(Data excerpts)
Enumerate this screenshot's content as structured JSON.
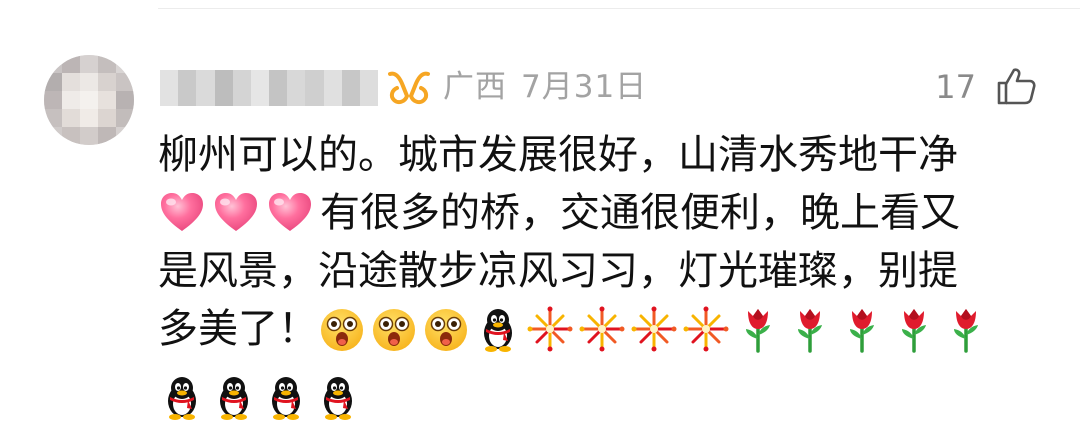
{
  "comment": {
    "location": "广西",
    "date": "7月31日",
    "like_count": "17",
    "text_line1": "柳州可以的。城市发展很好，山清水秀地干净",
    "text_line2": "有很多的桥，交通很便利，晚上看又",
    "text_line3": "是风景，沿途散步凉风习习，灯光璀璨，别提",
    "text_line4": "多美了！"
  },
  "icons": {
    "vip_badge": "vip-badge-icon",
    "like": "thumbs-up-icon",
    "emoji_heart": "pink-heart",
    "emoji_wow": "wow-face",
    "emoji_penguin": "qq-penguin",
    "emoji_firework": "firework",
    "emoji_rose": "red-rose"
  },
  "colors": {
    "vip_badge": "#f6a623",
    "meta_text": "#a3a3a3",
    "body_text": "#111111"
  }
}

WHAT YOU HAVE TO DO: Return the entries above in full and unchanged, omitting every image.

YOUR RESPONSE:
Enumerate this screenshot's content as structured JSON.
{
  "comment": {
    "location": "广西",
    "date": "7月31日",
    "like_count": "17",
    "text_line1": "柳州可以的。城市发展很好，山清水秀地干净",
    "text_line2": "有很多的桥，交通很便利，晚上看又",
    "text_line3": "是风景，沿途散步凉风习习，灯光璀璨，别提",
    "text_line4": "多美了！"
  },
  "icons": {
    "vip_badge": "vip-badge-icon",
    "like": "thumbs-up-icon",
    "emoji_heart": "pink-heart",
    "emoji_wow": "wow-face",
    "emoji_penguin": "qq-penguin",
    "emoji_firework": "firework",
    "emoji_rose": "red-rose"
  },
  "colors": {
    "vip_badge": "#f6a623",
    "meta_text": "#a3a3a3",
    "body_text": "#111111"
  }
}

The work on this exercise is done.